The remains of the Lucky Country Hotel.
The Kensington Theatre is now an on-again, off-again nighclub.
Not really sure if this building was even ever completed. (It’s next to the burnt-out Civic Hotel). I think the bright idea was that it would have a first floor garage, and it appears there are columns for higher stories….but for the last 15 years at least it has been vacant.
The next five shots are of the remains of the plaza that used to run between Hunter St. and King St. This has been derelict for at least 5 years, and now looks like something from the zombie apocalypse.
The Hunter St. facade of the Star Hotel complex.
This is the site of the old Empire Hotel and Bank Corner Gym…now the State Government is offering expressions of interest for redevelopment.
Just an empty little shop at Bank Corner.
Years ago this place used to be a Thai restaurant.
The S & W Miller building at the Stewart Avenue lights.
I decided to document the signs and artworks that have been spontaneously appearing on the barricades. It’s rather like a community art gallery.
I used to drive past it just about every day on my way home from work, but I never took a close look.
Mt. Sugarloaf Raceway, that is. Today I decided to have a closer look, as this weekend is the final round of the CIK Stars of Karting series (which basically is the Australian Championship), and it’s being held here.
I know next to nothing about karting.
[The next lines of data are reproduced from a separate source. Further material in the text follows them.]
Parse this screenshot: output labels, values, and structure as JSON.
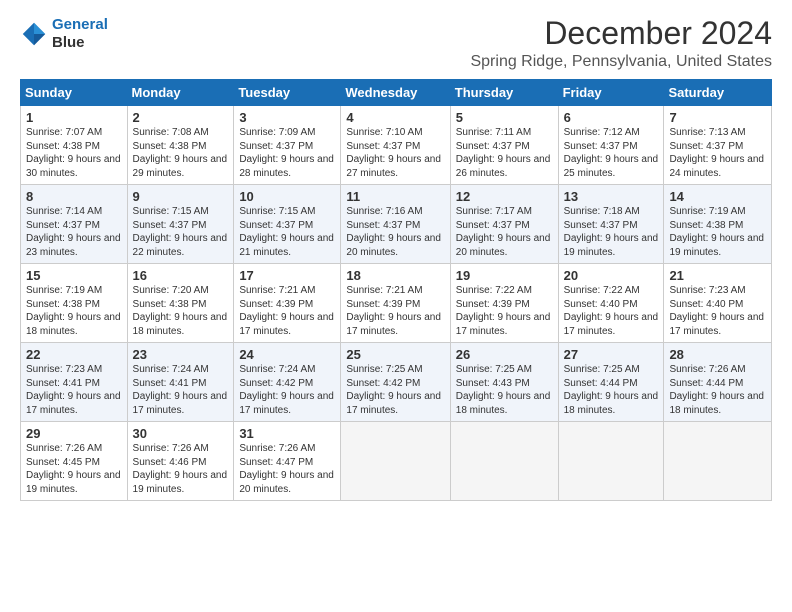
{
  "logo": {
    "line1": "General",
    "line2": "Blue"
  },
  "title": "December 2024",
  "subtitle": "Spring Ridge, Pennsylvania, United States",
  "days_of_week": [
    "Sunday",
    "Monday",
    "Tuesday",
    "Wednesday",
    "Thursday",
    "Friday",
    "Saturday"
  ],
  "weeks": [
    [
      {
        "day": "1",
        "sunrise": "7:07 AM",
        "sunset": "4:38 PM",
        "daylight": "9 hours and 30 minutes."
      },
      {
        "day": "2",
        "sunrise": "7:08 AM",
        "sunset": "4:38 PM",
        "daylight": "9 hours and 29 minutes."
      },
      {
        "day": "3",
        "sunrise": "7:09 AM",
        "sunset": "4:37 PM",
        "daylight": "9 hours and 28 minutes."
      },
      {
        "day": "4",
        "sunrise": "7:10 AM",
        "sunset": "4:37 PM",
        "daylight": "9 hours and 27 minutes."
      },
      {
        "day": "5",
        "sunrise": "7:11 AM",
        "sunset": "4:37 PM",
        "daylight": "9 hours and 26 minutes."
      },
      {
        "day": "6",
        "sunrise": "7:12 AM",
        "sunset": "4:37 PM",
        "daylight": "9 hours and 25 minutes."
      },
      {
        "day": "7",
        "sunrise": "7:13 AM",
        "sunset": "4:37 PM",
        "daylight": "9 hours and 24 minutes."
      }
    ],
    [
      {
        "day": "8",
        "sunrise": "7:14 AM",
        "sunset": "4:37 PM",
        "daylight": "9 hours and 23 minutes."
      },
      {
        "day": "9",
        "sunrise": "7:15 AM",
        "sunset": "4:37 PM",
        "daylight": "9 hours and 22 minutes."
      },
      {
        "day": "10",
        "sunrise": "7:15 AM",
        "sunset": "4:37 PM",
        "daylight": "9 hours and 21 minutes."
      },
      {
        "day": "11",
        "sunrise": "7:16 AM",
        "sunset": "4:37 PM",
        "daylight": "9 hours and 20 minutes."
      },
      {
        "day": "12",
        "sunrise": "7:17 AM",
        "sunset": "4:37 PM",
        "daylight": "9 hours and 20 minutes."
      },
      {
        "day": "13",
        "sunrise": "7:18 AM",
        "sunset": "4:37 PM",
        "daylight": "9 hours and 19 minutes."
      },
      {
        "day": "14",
        "sunrise": "7:19 AM",
        "sunset": "4:38 PM",
        "daylight": "9 hours and 19 minutes."
      }
    ],
    [
      {
        "day": "15",
        "sunrise": "7:19 AM",
        "sunset": "4:38 PM",
        "daylight": "9 hours and 18 minutes."
      },
      {
        "day": "16",
        "sunrise": "7:20 AM",
        "sunset": "4:38 PM",
        "daylight": "9 hours and 18 minutes."
      },
      {
        "day": "17",
        "sunrise": "7:21 AM",
        "sunset": "4:39 PM",
        "daylight": "9 hours and 17 minutes."
      },
      {
        "day": "18",
        "sunrise": "7:21 AM",
        "sunset": "4:39 PM",
        "daylight": "9 hours and 17 minutes."
      },
      {
        "day": "19",
        "sunrise": "7:22 AM",
        "sunset": "4:39 PM",
        "daylight": "9 hours and 17 minutes."
      },
      {
        "day": "20",
        "sunrise": "7:22 AM",
        "sunset": "4:40 PM",
        "daylight": "9 hours and 17 minutes."
      },
      {
        "day": "21",
        "sunrise": "7:23 AM",
        "sunset": "4:40 PM",
        "daylight": "9 hours and 17 minutes."
      }
    ],
    [
      {
        "day": "22",
        "sunrise": "7:23 AM",
        "sunset": "4:41 PM",
        "daylight": "9 hours and 17 minutes."
      },
      {
        "day": "23",
        "sunrise": "7:24 AM",
        "sunset": "4:41 PM",
        "daylight": "9 hours and 17 minutes."
      },
      {
        "day": "24",
        "sunrise": "7:24 AM",
        "sunset": "4:42 PM",
        "daylight": "9 hours and 17 minutes."
      },
      {
        "day": "25",
        "sunrise": "7:25 AM",
        "sunset": "4:42 PM",
        "daylight": "9 hours and 17 minutes."
      },
      {
        "day": "26",
        "sunrise": "7:25 AM",
        "sunset": "4:43 PM",
        "daylight": "9 hours and 18 minutes."
      },
      {
        "day": "27",
        "sunrise": "7:25 AM",
        "sunset": "4:44 PM",
        "daylight": "9 hours and 18 minutes."
      },
      {
        "day": "28",
        "sunrise": "7:26 AM",
        "sunset": "4:44 PM",
        "daylight": "9 hours and 18 minutes."
      }
    ],
    [
      {
        "day": "29",
        "sunrise": "7:26 AM",
        "sunset": "4:45 PM",
        "daylight": "9 hours and 19 minutes."
      },
      {
        "day": "30",
        "sunrise": "7:26 AM",
        "sunset": "4:46 PM",
        "daylight": "9 hours and 19 minutes."
      },
      {
        "day": "31",
        "sunrise": "7:26 AM",
        "sunset": "4:47 PM",
        "daylight": "9 hours and 20 minutes."
      },
      null,
      null,
      null,
      null
    ]
  ]
}
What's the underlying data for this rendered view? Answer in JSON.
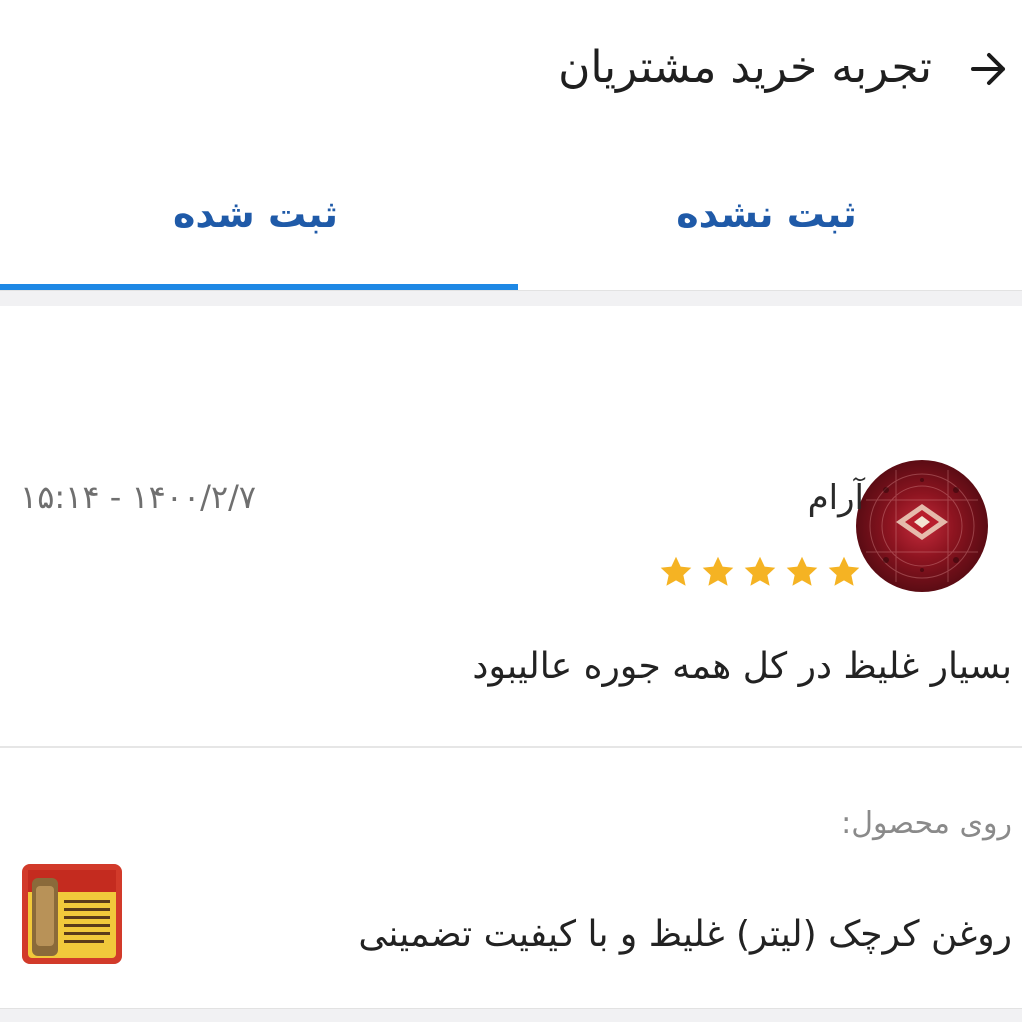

One thing I noticed is that lots of drivers were aged under 18: I wonder whether any of them are a future Mark Webber…..
After all the action on Friday 7th October, the state of play was one fig tree with two limbs removed…….
In the meantime, the protesters have made more adornments for the barricades, and by Tuesday morning….
…an extra ring of fencing is partially erected, apparently to make it easier for workers to get in and out of Laman Street.
On Tuesday afternoon, Save Our Figs organised another rally, this time on the steps of City Hall.
There was a single counter-protester, wanting the figs to be chopped down.
More speeches made.
On Wednesday morning (12th October), the final gaps in the outer ring of fencing were being filled.
A few protesters delayed the process by sitting down on Gallery land so that they’d be inside the barrier. By this time TV and news reporters had arrived.
A bit of negotiation ensued, with the protesters being asked to move of Gallery land. At one point it was suggested a survey be made so they could know where they could move to.
A little bit later a CFMEU organiser arrived, gave a speech. Didn’t really have much to say about figs…
Cops had better things to do today.
I have a feeling there is going to be Part 3 to this saga.